The problem
Wherever "JSON" appears in the records below, copy the line that holds it.

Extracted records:
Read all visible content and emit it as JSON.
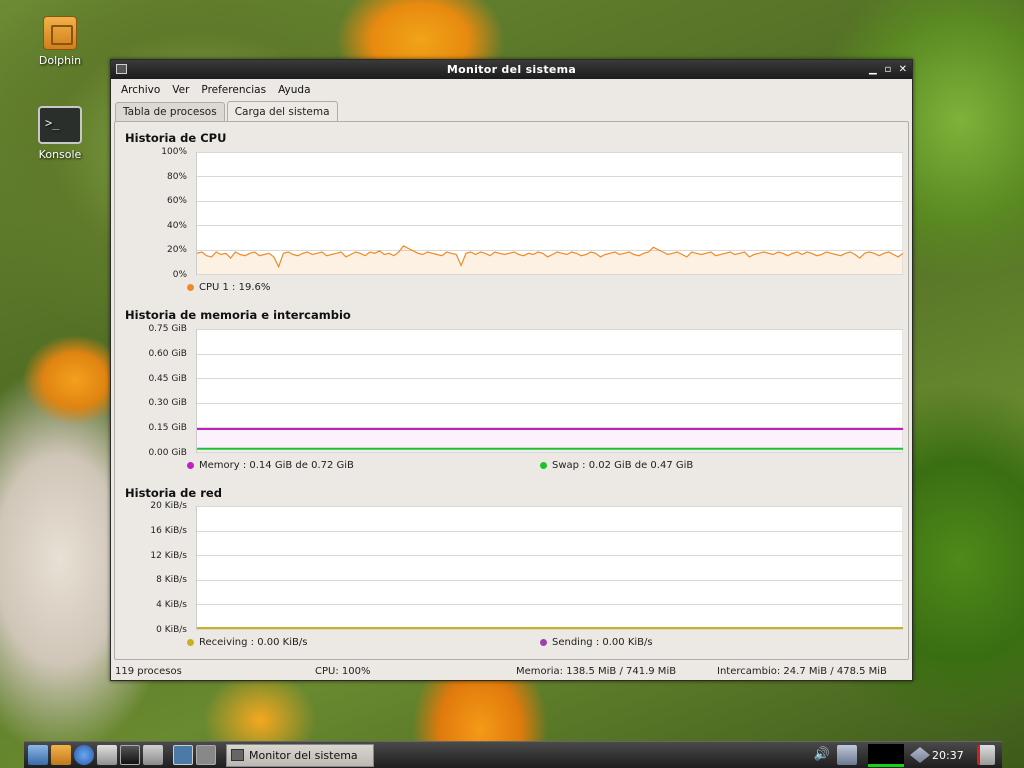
{
  "desktop": {
    "icons": [
      {
        "label": "Dolphin"
      },
      {
        "label": "Konsole"
      }
    ]
  },
  "window": {
    "title": "Monitor del sistema",
    "controls": {
      "minimize": "▁",
      "maximize": "▫",
      "close": "✕"
    }
  },
  "menu": [
    "Archivo",
    "Ver",
    "Preferencias",
    "Ayuda"
  ],
  "tabs": [
    {
      "label": "Tabla de procesos",
      "active": false
    },
    {
      "label": "Carga del sistema",
      "active": true
    }
  ],
  "cpu": {
    "title": "Historia de CPU",
    "y_labels": [
      "100%",
      "80%",
      "60%",
      "40%",
      "20%",
      "0%"
    ],
    "legend": "CPU 1 : 19.6%",
    "color": "#f08a24",
    "values": [
      17,
      18,
      15,
      14,
      18,
      16,
      17,
      13,
      18,
      16,
      15,
      17,
      18,
      15,
      16,
      17,
      14,
      6,
      17,
      18,
      16,
      15,
      17,
      18,
      16,
      17,
      18,
      15,
      16,
      17,
      18,
      14,
      16,
      18,
      17,
      15,
      18,
      17,
      19,
      16,
      17,
      15,
      18,
      23,
      21,
      19,
      17,
      16,
      18,
      17,
      16,
      15,
      18,
      17,
      16,
      7,
      17,
      18,
      16,
      18,
      17,
      15,
      18,
      17,
      16,
      17,
      18,
      16,
      15,
      17,
      16,
      18,
      17,
      14,
      16,
      18,
      17,
      16,
      18,
      17,
      15,
      16,
      18,
      17,
      14,
      16,
      17,
      18,
      16,
      17,
      18,
      16,
      15,
      17,
      18,
      22,
      20,
      18,
      16,
      17,
      18,
      16,
      14,
      18,
      17,
      16,
      17,
      18,
      15,
      16,
      17,
      18,
      16,
      17,
      18,
      14,
      16,
      17,
      18,
      17,
      16,
      18,
      17,
      15,
      17,
      18,
      16,
      18,
      17,
      15,
      16,
      18,
      17,
      16,
      15,
      17,
      18,
      16,
      13,
      17,
      18,
      17,
      15,
      17,
      18,
      16,
      14,
      17
    ]
  },
  "memory": {
    "title": "Historia de memoria e intercambio",
    "y_labels": [
      "0.75 GiB",
      "0.60 GiB",
      "0.45 GiB",
      "0.30 GiB",
      "0.15 GiB",
      "0.00 GiB"
    ],
    "ymax": 0.75,
    "memory_value": 0.14,
    "swap_value": 0.02,
    "memory_legend": "Memory : 0.14 GiB de 0.72 GiB",
    "swap_legend": "Swap : 0.02 GiB de 0.47 GiB",
    "memory_color": "#c020c0",
    "swap_color": "#20c030"
  },
  "network": {
    "title": "Historia de red",
    "y_labels": [
      "20 KiB/s",
      "16 KiB/s",
      "12 KiB/s",
      "8 KiB/s",
      "4 KiB/s",
      "0 KiB/s"
    ],
    "receiving_legend": "Receiving : 0.00 KiB/s",
    "sending_legend": "Sending : 0.00 KiB/s",
    "receiving_color": "#c8b020",
    "sending_color": "#9a40b0"
  },
  "status": {
    "processes": "119 procesos",
    "cpu": "CPU: 100%",
    "memory": "Memoria: 138.5 MiB / 741.9 MiB",
    "swap": "Intercambio: 24.7 MiB / 478.5 MiB"
  },
  "taskbar": {
    "task_label": "Monitor del sistema",
    "clock": "20:37"
  }
}
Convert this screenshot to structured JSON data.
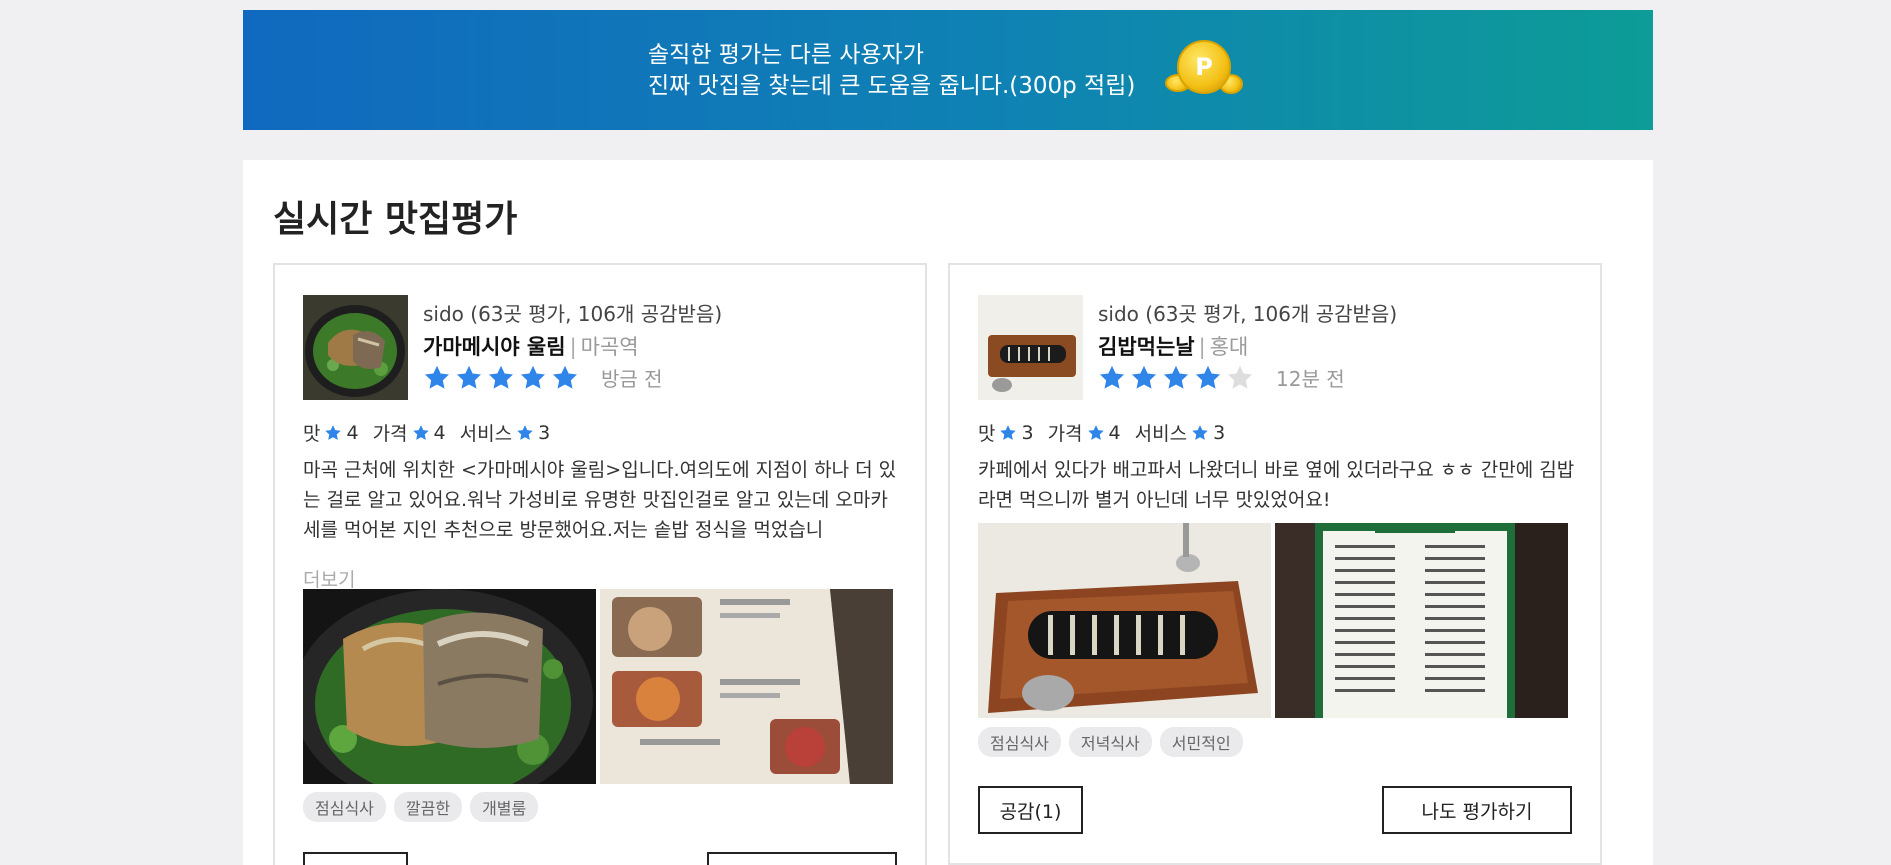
{
  "banner": {
    "line1": "솔직한 평가는 다른 사용자가",
    "line2": "진짜 맛집을 찾는데 큰 도움을 줍니다.(300p 적립)",
    "coin_label": "P"
  },
  "section": {
    "title": "실시간 맛집평가"
  },
  "reviews": [
    {
      "user": "sido (63곳 평가, 106개 공감받음)",
      "place": "가마메시야 울림",
      "location": "마곡역",
      "stars": 5,
      "time": "방금 전",
      "ratings": [
        {
          "label": "맛",
          "value": "4"
        },
        {
          "label": "가격",
          "value": "4"
        },
        {
          "label": "서비스",
          "value": "3"
        }
      ],
      "text": "마곡 근처에 위치한 <가마메시야 울림>입니다.여의도에 지점이 하나 더 있는 걸로 알고 있어요.워낙 가성비로 유명한 맛집인걸로 알고 있는데 오마카세를 먹어본 지인 추천으로 방문했어요.저는 솥밥 정식을 먹었습니",
      "more": "더보기",
      "tags": [
        "점심식사",
        "깔끔한",
        "개별룸"
      ]
    },
    {
      "user": "sido (63곳 평가, 106개 공감받음)",
      "place": "김밥먹는날",
      "location": "홍대",
      "stars": 4,
      "time": "12분 전",
      "ratings": [
        {
          "label": "맛",
          "value": "3"
        },
        {
          "label": "가격",
          "value": "4"
        },
        {
          "label": "서비스",
          "value": "3"
        }
      ],
      "text": "카페에서 있다가 배고파서 나왔더니 바로 옆에 있더라구요 ㅎㅎ 간만에 김밥 라면 먹으니까 별거 아닌데 너무 맛있었어요!",
      "tags": [
        "점심식사",
        "저녁식사",
        "서민적인"
      ],
      "like_label": "공감(1)",
      "rate_label": "나도 평가하기"
    }
  ],
  "colors": {
    "star": "#2f86e8",
    "star_empty": "#dddddd",
    "banner_start": "#1069bf",
    "banner_end": "#0d9c97"
  }
}
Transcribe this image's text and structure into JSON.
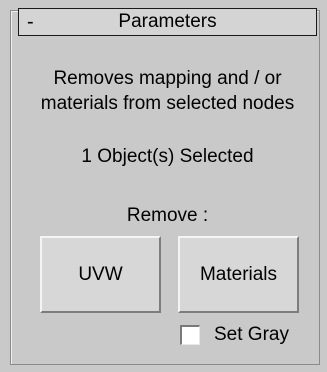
{
  "rollout": {
    "collapse_symbol": "-",
    "title": "Parameters"
  },
  "description": {
    "line1": "Removes mapping and / or",
    "line2": "materials from selected nodes"
  },
  "selection": {
    "count_text": "1 Object(s) Selected"
  },
  "remove": {
    "label": "Remove :",
    "uvw_button": "UVW",
    "materials_button": "Materials"
  },
  "set_gray": {
    "label": "Set Gray",
    "checked": false
  }
}
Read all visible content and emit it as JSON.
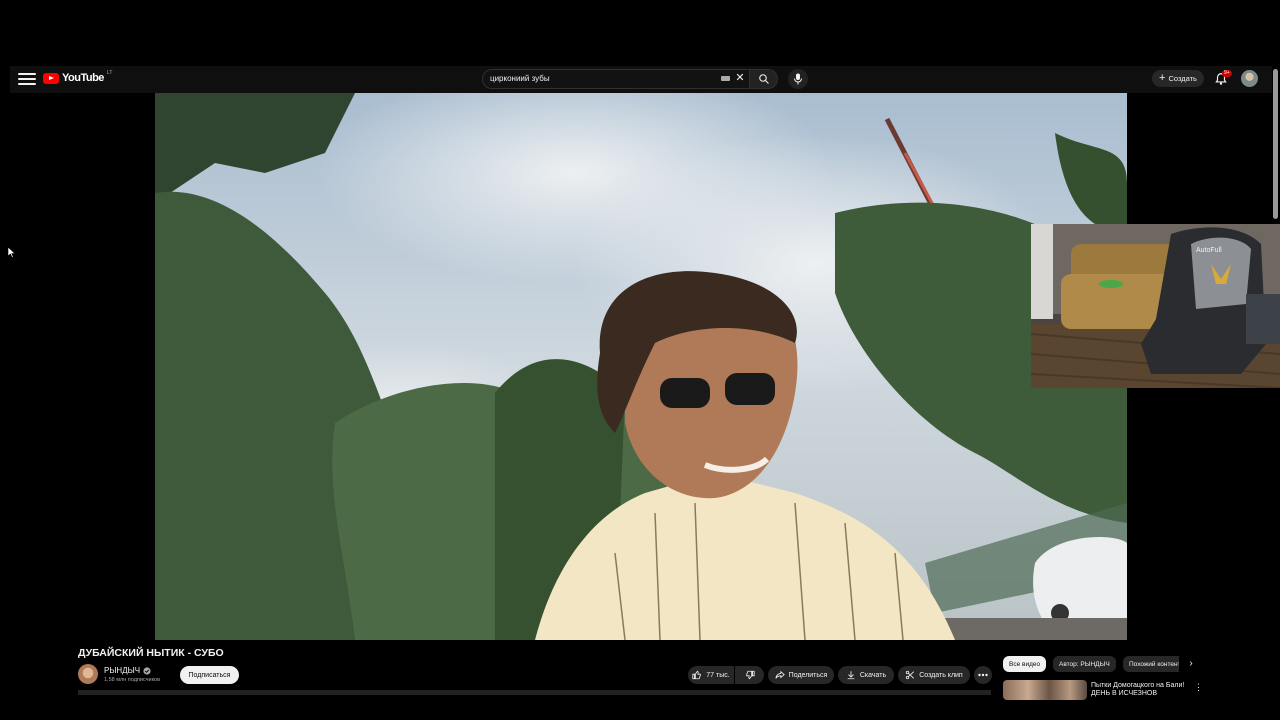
{
  "header": {
    "logo_text": "YouTube",
    "logo_country": "LT",
    "search_value": "циркониий зубы",
    "create_label": "Создать",
    "notifications_badge": "9+"
  },
  "video": {
    "title": "ДУБАЙСКИЙ НЫТИК - СУБО",
    "channel_name": "РЫНДЫЧ",
    "channel_subs": "1,58 млн подписчиков",
    "subscribe_label": "Подписаться",
    "likes": "77 тыс.",
    "share_label": "Поделиться",
    "download_label": "Скачать",
    "clip_label": "Создать клип"
  },
  "sidebar_right": {
    "chips": [
      "Все видео",
      "Автор: РЫНДЫЧ",
      "Похожий контент"
    ],
    "recommendation": {
      "title": "Пытки Домогацкого на Бали! ДЕНЬ В ИСЧЕЗНОВ"
    }
  },
  "webcam_overlay": {
    "chair_brand": "AutoFull"
  },
  "icons": {
    "menu": "menu-icon",
    "search": "search-icon",
    "mic": "mic-icon",
    "bell": "bell-icon",
    "like": "thumbs-up-icon",
    "dislike": "thumbs-down-icon",
    "share": "share-icon",
    "download": "download-icon",
    "clip": "scissors-icon"
  },
  "colors": {
    "brand_red": "#ff0000",
    "background": "#0f0f0f",
    "pill": "#272727"
  }
}
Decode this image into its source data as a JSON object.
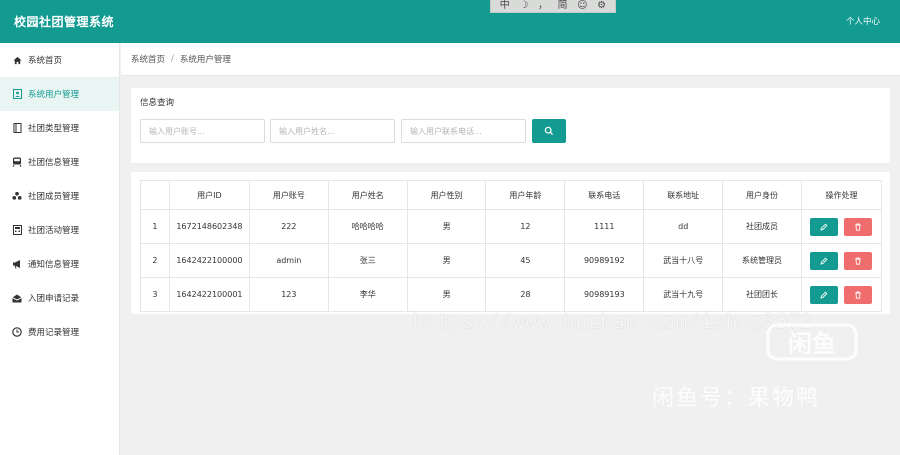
{
  "app": {
    "title": "校园社团管理系统",
    "user_center": "个人中心"
  },
  "ime": {
    "items": [
      "中",
      "☽",
      "，",
      "简",
      "☺",
      "⚙"
    ]
  },
  "sidebar": {
    "items": [
      {
        "label": "系统首页",
        "icon": "home-icon"
      },
      {
        "label": "系统用户管理",
        "icon": "user-card-icon",
        "active": true
      },
      {
        "label": "社团类型管理",
        "icon": "book-icon"
      },
      {
        "label": "社团信息管理",
        "icon": "train-icon"
      },
      {
        "label": "社团成员管理",
        "icon": "group-icon"
      },
      {
        "label": "社团活动管理",
        "icon": "calculator-icon"
      },
      {
        "label": "通知信息管理",
        "icon": "megaphone-icon"
      },
      {
        "label": "入团申请记录",
        "icon": "envelope-icon"
      },
      {
        "label": "费用记录管理",
        "icon": "clock-icon"
      }
    ]
  },
  "breadcrumb": {
    "home": "系统首页",
    "current": "系统用户管理"
  },
  "search": {
    "title": "信息查询",
    "account_placeholder": "输入用户账号...",
    "name_placeholder": "输入用户姓名...",
    "phone_placeholder": "输入用户联系电话..."
  },
  "table": {
    "headers": [
      "",
      "用户ID",
      "用户账号",
      "用户姓名",
      "用户性别",
      "用户年龄",
      "联系电话",
      "联系地址",
      "用户身份",
      "操作处理"
    ],
    "rows": [
      [
        "1",
        "1672148602348",
        "222",
        "哈哈哈哈",
        "男",
        "12",
        "1111",
        "dd",
        "社团成员"
      ],
      [
        "2",
        "1642422100000",
        "admin",
        "张三",
        "男",
        "45",
        "90989192",
        "武当十八号",
        "系统管理员"
      ],
      [
        "3",
        "1642422100001",
        "123",
        "李华",
        "男",
        "28",
        "90989193",
        "武当十九号",
        "社团团长"
      ]
    ]
  },
  "colors": {
    "primary": "#139b92",
    "danger": "#ef6d6d",
    "background": "#f0f0f0"
  },
  "watermark": {
    "url": "https://www.huzhan.com/ishop3572",
    "logo": "闲鱼",
    "text": "闲鱼号：果物鸭"
  }
}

Reply to the exercise
Read all visible content and emit it as JSON.
Convert this screenshot to structured JSON data.
Transcribe this image's text and structure into JSON.
Read all visible content and emit it as JSON.
Decode this image into its source data as a JSON object.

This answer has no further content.